To make progress in understanding the impacts of community policing, we needed to develop a set of common strategies for the police to implement that made sense in each national context, which we call locally appropriate community policing interventions. We also needed to agree upon a shared research design across countries and to introduce common outcome measures to ensure that we were looking at the impacts of these programs in similar ways. This approach to launching coordinated, multi-site, randomized controlled trials across contexts has been pioneered by the organization that sponsored this work, Evidence in Governance and Politics (EGAP).
Your team partnered with six communities across the Global South in Brazil, Colombia, Liberia, Pakistan, the Philippines and Uganda. Based on your research, what evidence did you find for or against the use of community policing practices?
Blair: We find that community policing doesn’t live up to its promise when implemented in the Global South. Community policing doesn’t build trust between citizens and police, it doesn’t lead to citizens to share the kinds of tips and information with police that might improve police efficiency, and, perhaps not surprisingly then, it does not lead to lower crime. This disappointing result was apparent across all six contexts and for all of the primary outcomes we measured.
Is there an alternative to community policing, or ways to reform these systems, that would make them more efficacious at creating the desired outcomes?
Weinstein: We carefully examined each of the six contexts, including through interviews with the police agencies and the research teams, to make sense of this null result.
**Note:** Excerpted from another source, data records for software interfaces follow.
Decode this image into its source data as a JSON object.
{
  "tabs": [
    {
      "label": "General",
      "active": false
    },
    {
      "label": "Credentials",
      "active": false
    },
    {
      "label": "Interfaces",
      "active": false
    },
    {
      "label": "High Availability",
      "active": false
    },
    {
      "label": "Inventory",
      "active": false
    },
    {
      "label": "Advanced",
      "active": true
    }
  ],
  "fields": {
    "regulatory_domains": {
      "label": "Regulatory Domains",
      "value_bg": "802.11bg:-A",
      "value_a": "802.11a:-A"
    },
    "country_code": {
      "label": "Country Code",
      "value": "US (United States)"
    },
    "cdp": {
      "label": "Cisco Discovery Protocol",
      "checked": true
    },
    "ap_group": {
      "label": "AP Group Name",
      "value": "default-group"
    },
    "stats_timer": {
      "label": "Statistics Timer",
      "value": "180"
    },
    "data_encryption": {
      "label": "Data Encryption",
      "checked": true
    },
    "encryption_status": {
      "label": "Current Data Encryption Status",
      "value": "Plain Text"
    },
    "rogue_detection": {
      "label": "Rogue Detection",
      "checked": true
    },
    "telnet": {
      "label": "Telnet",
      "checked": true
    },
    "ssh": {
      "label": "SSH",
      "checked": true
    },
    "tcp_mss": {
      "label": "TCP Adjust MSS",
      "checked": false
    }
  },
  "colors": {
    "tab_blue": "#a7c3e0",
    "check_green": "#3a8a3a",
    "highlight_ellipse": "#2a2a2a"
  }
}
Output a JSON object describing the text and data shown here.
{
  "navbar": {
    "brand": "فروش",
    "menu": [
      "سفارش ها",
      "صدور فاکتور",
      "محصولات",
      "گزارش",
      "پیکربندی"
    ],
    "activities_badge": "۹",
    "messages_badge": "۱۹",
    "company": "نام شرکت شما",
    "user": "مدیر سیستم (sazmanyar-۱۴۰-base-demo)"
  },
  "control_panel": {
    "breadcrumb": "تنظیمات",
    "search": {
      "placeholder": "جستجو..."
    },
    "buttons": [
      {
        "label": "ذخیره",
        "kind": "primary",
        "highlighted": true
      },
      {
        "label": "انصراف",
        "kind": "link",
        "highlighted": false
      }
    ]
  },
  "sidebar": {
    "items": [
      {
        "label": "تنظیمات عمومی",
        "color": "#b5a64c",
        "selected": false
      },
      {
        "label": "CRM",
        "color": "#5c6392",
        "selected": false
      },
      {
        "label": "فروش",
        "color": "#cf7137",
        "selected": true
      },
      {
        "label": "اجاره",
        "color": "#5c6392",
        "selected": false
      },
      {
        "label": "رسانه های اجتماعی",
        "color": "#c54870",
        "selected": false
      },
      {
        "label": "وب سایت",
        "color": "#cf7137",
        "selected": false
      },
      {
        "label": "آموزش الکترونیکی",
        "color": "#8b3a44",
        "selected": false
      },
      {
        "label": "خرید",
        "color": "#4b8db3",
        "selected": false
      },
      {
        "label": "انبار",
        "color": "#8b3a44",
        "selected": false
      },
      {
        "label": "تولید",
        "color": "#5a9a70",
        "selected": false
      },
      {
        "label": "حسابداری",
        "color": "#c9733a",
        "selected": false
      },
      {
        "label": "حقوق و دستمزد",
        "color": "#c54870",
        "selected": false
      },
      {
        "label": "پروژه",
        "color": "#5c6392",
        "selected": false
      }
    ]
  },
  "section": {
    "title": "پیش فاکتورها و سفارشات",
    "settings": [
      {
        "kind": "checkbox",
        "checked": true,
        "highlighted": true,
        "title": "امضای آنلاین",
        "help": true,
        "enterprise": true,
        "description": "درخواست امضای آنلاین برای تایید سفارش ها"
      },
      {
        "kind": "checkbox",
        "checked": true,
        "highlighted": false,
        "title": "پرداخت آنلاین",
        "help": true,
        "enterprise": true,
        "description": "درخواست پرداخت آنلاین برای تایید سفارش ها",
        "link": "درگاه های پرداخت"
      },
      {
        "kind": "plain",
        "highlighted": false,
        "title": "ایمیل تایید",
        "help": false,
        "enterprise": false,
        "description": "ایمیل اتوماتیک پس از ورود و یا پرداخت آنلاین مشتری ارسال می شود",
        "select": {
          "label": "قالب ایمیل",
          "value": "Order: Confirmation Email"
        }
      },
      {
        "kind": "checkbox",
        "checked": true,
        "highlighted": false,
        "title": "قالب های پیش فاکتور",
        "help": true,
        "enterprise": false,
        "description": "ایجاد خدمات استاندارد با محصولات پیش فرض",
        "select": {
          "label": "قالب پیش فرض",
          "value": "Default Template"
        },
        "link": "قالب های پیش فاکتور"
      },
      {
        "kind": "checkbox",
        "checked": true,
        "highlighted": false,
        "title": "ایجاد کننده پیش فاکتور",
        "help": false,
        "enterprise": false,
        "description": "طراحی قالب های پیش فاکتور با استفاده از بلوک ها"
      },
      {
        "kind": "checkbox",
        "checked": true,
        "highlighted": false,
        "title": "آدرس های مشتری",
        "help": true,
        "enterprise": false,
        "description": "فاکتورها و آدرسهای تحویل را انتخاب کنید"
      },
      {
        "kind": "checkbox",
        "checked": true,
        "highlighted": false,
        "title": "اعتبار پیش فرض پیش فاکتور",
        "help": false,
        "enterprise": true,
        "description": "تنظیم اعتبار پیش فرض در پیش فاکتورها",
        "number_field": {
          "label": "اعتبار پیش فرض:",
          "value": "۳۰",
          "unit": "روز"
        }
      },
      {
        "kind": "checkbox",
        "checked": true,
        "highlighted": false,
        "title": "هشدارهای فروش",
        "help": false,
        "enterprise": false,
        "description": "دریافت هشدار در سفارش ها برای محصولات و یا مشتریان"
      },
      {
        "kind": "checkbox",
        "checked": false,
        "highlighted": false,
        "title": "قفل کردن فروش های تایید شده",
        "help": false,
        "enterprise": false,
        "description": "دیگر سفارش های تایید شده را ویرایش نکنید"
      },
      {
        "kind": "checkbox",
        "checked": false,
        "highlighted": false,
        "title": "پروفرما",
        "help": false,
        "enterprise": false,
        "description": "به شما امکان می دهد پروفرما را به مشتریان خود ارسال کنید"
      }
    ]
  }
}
We identified three primary constraints that may have impeded the implementation of community policing: (a) a lack of prioritization of these new practices by police leadership (b) the rotation to new posts of police officers who had championed the effort and were trained to implement it and (c) limited resources to follow up on the concerns raised by citizens.
The bottom line is that community policing isn’t positioned to deliver increased trust and collaboration in environments with limited incentives and resources to enable police to change their behavior. Our conclusion is that community policing should be seen as an incremental reform that can make a difference in well-resourced police departments with strong incentives to be responsive to citizen concerns. But when those conditions are absent, an incremental approach can’t deliver. More systemic reforms are required.
How does the data from your work fit into broader issues of equity, just representation, and racism that communities across the world continue to grapple with?
Blair: In many ways community policing appears to be the ideal policy for this moment, where so many are demanding that police abuse be reduced while also reducing crime victimization. Community policing is meant to do both, constructing a virtuous cycle between citizen-police cooperation, trust, and crime reduction. Our null results sound a note of caution: it may not be so simple. We observed big barriers to implementing this shift in policing, and barriers that likely affect other incremental policies. To address equity in the way governments enforce the law, we may need more systematic changes to how we organize the police and hold them accountable.